= WHAT YOU WILL DO =
Copy each line of the listing where the word "screenshot" can be found.

= DATASET EXCERPTS =

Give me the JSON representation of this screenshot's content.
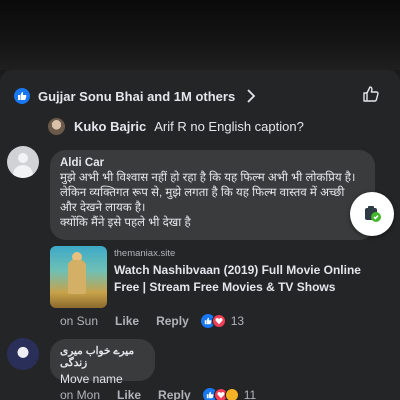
{
  "header": {
    "reactions_text": "Gujjar Sonu Bhai and 1M others"
  },
  "reply_preview": {
    "name": "Kuko Bajric",
    "text": "Arif R no English caption?"
  },
  "comment_1": {
    "name": "Aldi Car",
    "lines": [
      "मुझे अभी भी विश्वास नहीं हो रहा है कि यह फिल्म अभी भी लोकप्रिय है।",
      "   लेकिन व्यक्तिगत रूप से, मुझे लगता है कि यह फिल्म वास्तव में अच्छी",
      "और देखने लायक है।",
      "  क्योंकि मैंने इसे पहले भी देखा है"
    ],
    "link": {
      "site": "themaniax.site",
      "title_line1": "Watch Nashibvaan (2019) Full Movie Online",
      "title_line2": "Free | Stream Free Movies & TV Shows"
    },
    "time": "on Sun",
    "like_label": "Like",
    "reply_label": "Reply",
    "reaction_count": "13"
  },
  "comment_2": {
    "name": "میرے خواب میری زندگی",
    "text": "Move name",
    "time": "on Mon",
    "like_label": "Like",
    "reply_label": "Reply",
    "reaction_count": "11"
  },
  "colors": {
    "background": "#242526",
    "bubble": "#3a3b3c",
    "like_blue": "#1877f2",
    "love_red": "#f33e58"
  }
}
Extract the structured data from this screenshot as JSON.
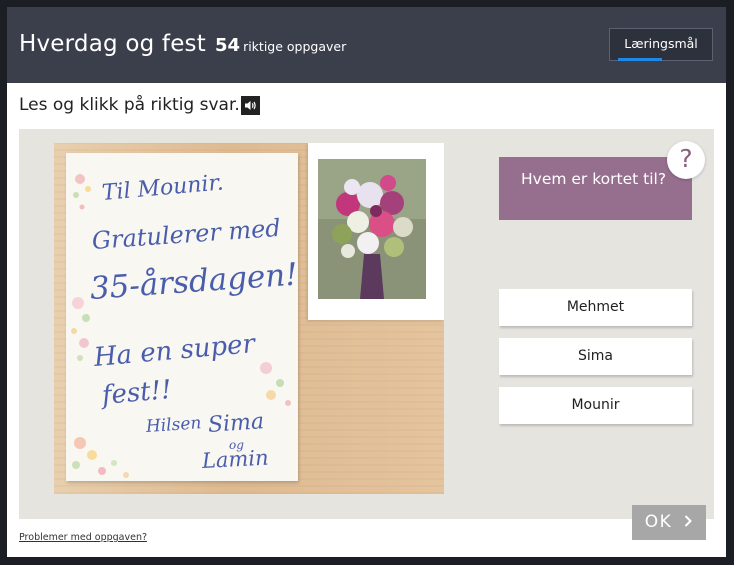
{
  "header": {
    "title": "Hverdag og fest",
    "count": "54",
    "count_label": "riktige oppgaver",
    "goals_label": "Læringsmål"
  },
  "instruction": "Les og klikk på riktig svar.",
  "card_text": {
    "line1": "Til Mounir.",
    "line2": "Gratulerer med",
    "line3": "35-årsdagen!",
    "line4": "Ha en super",
    "line5": "fest!!",
    "line6_a": "Hilsen",
    "line6_b": "Sima",
    "line7": "og",
    "line8": "Lamin"
  },
  "question": {
    "text": "Hvem er kortet til?",
    "help_symbol": "?"
  },
  "answers": [
    {
      "label": "Mehmet"
    },
    {
      "label": "Sima"
    },
    {
      "label": "Mounir"
    }
  ],
  "footer": {
    "problems_link": "Problemer med oppgaven?",
    "ok_label": "OK",
    "ok_icon": "chevron-right-icon"
  },
  "colors": {
    "header_bg": "#3a3f4b",
    "question_bg": "#966f8f",
    "accent_underline": "#1e88e5",
    "ok_bg": "#a7a7a7",
    "card_ink": "#4a5dab"
  }
}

= THE COMPLETED TASK =
Give me the JSON representation of this screenshot's content.
Extract the structured data from this screenshot as JSON.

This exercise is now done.